DR. DIPESH DHITAL
Pain, like a red-hot iron pushes into my bones and twists around”. A 50 year-old male in pain with advanced cancer cheek and infected ulcer has his agonizing tale to tell. A woman of 35 years, from low socio-economic class hailing from the remote hilly eastern Nepal, has advanced breast cancer. One morning, she is upset and says, “Doctor, I am scared. Am I going to die? Who will look after my small children?” These are some of the representing glimpses of the harrowing scene normally we face in medical care. The presenting complaints usually form only the tip of the iceberg. So, the need is to focus on the palliative care, perhaps, the neglected and still underdeveloped medical branch in Nepal despite some advances, in recent years, in general medical field. In Nepal, there is widespread undersupply of specialist palliative care.

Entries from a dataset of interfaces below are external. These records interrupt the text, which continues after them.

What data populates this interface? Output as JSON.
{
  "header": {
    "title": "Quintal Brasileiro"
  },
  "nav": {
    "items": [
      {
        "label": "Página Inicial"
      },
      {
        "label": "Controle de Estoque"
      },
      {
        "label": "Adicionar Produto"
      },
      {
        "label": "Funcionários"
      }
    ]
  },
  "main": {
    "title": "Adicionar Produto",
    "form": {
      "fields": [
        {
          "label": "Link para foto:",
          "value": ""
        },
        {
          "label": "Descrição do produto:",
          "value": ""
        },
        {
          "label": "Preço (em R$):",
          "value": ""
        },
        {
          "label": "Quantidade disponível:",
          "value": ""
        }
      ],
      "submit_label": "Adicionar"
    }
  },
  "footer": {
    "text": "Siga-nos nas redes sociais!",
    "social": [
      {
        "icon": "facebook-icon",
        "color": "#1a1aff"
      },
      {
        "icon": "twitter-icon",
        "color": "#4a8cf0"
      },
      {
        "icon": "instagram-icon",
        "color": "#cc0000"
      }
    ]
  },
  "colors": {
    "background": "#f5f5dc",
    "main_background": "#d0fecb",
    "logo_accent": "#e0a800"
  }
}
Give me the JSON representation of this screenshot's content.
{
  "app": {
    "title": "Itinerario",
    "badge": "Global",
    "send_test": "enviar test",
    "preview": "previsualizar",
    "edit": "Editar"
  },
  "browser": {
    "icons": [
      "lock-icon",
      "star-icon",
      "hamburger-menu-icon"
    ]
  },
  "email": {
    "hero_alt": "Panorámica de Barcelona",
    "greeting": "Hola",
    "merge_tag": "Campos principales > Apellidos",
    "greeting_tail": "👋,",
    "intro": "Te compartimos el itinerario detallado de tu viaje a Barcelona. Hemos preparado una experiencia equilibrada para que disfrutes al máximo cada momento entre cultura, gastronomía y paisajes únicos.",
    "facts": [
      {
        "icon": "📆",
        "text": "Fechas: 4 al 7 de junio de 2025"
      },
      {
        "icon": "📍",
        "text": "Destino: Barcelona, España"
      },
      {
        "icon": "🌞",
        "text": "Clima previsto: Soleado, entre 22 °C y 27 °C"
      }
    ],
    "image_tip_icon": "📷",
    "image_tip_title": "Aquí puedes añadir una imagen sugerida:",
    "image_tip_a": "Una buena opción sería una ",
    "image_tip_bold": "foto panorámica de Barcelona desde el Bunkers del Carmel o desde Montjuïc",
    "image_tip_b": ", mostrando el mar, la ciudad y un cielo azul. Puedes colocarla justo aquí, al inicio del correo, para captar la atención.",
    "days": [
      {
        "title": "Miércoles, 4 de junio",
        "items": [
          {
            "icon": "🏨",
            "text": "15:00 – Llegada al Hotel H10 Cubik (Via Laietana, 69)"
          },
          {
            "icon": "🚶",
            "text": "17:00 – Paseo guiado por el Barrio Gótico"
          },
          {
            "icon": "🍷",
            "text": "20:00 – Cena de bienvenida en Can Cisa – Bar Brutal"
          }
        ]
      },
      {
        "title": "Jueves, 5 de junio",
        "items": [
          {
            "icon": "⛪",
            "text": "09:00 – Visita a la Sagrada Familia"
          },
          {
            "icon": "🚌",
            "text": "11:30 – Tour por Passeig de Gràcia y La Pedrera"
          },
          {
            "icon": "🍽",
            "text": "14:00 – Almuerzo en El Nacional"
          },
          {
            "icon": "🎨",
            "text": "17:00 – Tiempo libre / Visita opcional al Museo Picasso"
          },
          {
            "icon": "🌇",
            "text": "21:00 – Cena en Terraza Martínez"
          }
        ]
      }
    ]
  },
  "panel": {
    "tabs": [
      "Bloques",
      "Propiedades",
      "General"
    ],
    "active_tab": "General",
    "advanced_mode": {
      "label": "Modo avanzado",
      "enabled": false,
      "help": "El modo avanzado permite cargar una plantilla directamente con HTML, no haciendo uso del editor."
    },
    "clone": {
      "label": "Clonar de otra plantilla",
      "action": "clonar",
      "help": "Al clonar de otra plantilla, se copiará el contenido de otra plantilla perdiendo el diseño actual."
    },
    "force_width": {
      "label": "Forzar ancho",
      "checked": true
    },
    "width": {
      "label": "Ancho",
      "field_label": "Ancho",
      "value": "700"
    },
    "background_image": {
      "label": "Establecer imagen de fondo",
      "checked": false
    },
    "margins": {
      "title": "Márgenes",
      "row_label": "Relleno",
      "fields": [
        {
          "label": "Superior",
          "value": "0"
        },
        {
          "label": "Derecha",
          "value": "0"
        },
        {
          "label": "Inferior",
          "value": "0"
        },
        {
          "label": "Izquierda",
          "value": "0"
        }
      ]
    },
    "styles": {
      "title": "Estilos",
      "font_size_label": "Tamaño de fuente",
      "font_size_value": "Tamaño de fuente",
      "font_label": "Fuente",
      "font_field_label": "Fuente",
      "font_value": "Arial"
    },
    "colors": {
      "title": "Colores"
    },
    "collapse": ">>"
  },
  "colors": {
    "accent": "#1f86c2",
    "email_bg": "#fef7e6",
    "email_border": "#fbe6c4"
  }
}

We have no reliable statistics, but it is a fair guess that more than 80% of cancer cases would be detected late, and would be incurable at the time of diagnosis. They all need palliative care; but very few—only in the capital and some cities outside—have access to palliative care now. This is mainly due to lack of awareness among professionals, administrators, and the public.
‘Palliative’ is derived from the Latin word ‘pallium’, a cloak. In palliative care, symptoms are ‘cloaked’ with treatments whose primary aim is to promote comfort. Its essence is poignantly reflected in a sentence from the Qur’an: “may you be wrapped in tenderness, you my brother, as if in a cloak.” In management of the person with disease, medical advances have achieved great mastery in diagnostic and therapeutic facilities—but mostly it has been very much a disease-oriented approach. It is certainly important to cure the disease when it is curable; but it is also important to look for other possible problems that decrease the quality of life. Hence, a paradigm shift is needed from a disease-based approach to ‘total care’—the holistic approach. This means that some exploration will be necessary to identify even problems that are not obvious. Financial concerns , social problems like burden induced by loss of employment, cost of treatment, social isolation, issues related to body image, psychological problems like depression, anger or denial in response to the illness, emotional isolation, interpersonal relationships within the family or burdens of guilt, spiritual pain(why me? Why did god do this to me? Or what is the point of my being alive?) are common factors which adversely affect quality of life. Unless we look for them, we may never find them. Cancer and terminal illness like AIDS always changes family psychodynamics, either for better or worse. When one person has a serious illness, the whole family suffers.
One of the daunting challenges and quizzical resistance people put forward is: “What can be done?” To address this issue, we must focus on education, drug availability and policy. Change is always resisted. Existence of proof of scientific advances does not always get translated to change in practice. Hindrances in developing a palliative service, in Nepal, are mainly due to lack of awareness among health professionals, administrators and general public. There are problematical deficits in education and the advanced training of all health care profession; for example, the subject palliative care is not compulsory in medical schools and is, therefore, only taught here and there.
Many times it has been seen that the public is more open to new ideas than professionals or administrators. Hence, it is very crucial to educate the general public. The mass media—the press the radio and television, hence, have a large part to play. Cancers hospitals and teaching institutions must bring palliative care to communities across Nepal. They must train health care professionals and the general public; must advocate increasing availability of low-cost, pain relieving drugs. In greater part of Nepal, there is still no access to necessary drugs. And the reality of poverty in Nepal mandates that the majority of patients get palliative service only if essential drugs are dispensed free of cost. In much of the world, palliative care came into being because of individual initiatives and action by some of the institutions .However, to achieve national coverage, palliative care needs to be integrated into general health care delivery system. Statements on potential measures to improve quality care in Nepal reflect the points of view of experts. By contrast, little is known about the views of the Nepal government.
Advocacy is very much essential for formulating the national policy. We need a firm and pragmatic strategy: right treatment; right patent; right time. One of the hindering factor towards strategies for better development of palliative care in Nepal is the attitude of decision –makers and stake holders: “Good idea but not feasible”. We must encourage the national health policy makers to participate in discussion forum and formulation of national policy because it is important for us to gain insight into the views of decision-makers and representatives from a wide range of socially and politically relevant groups. The awareness and content of palliative care should be increased on the part of those who are not specialists in palliative care.
Dr. Dhital is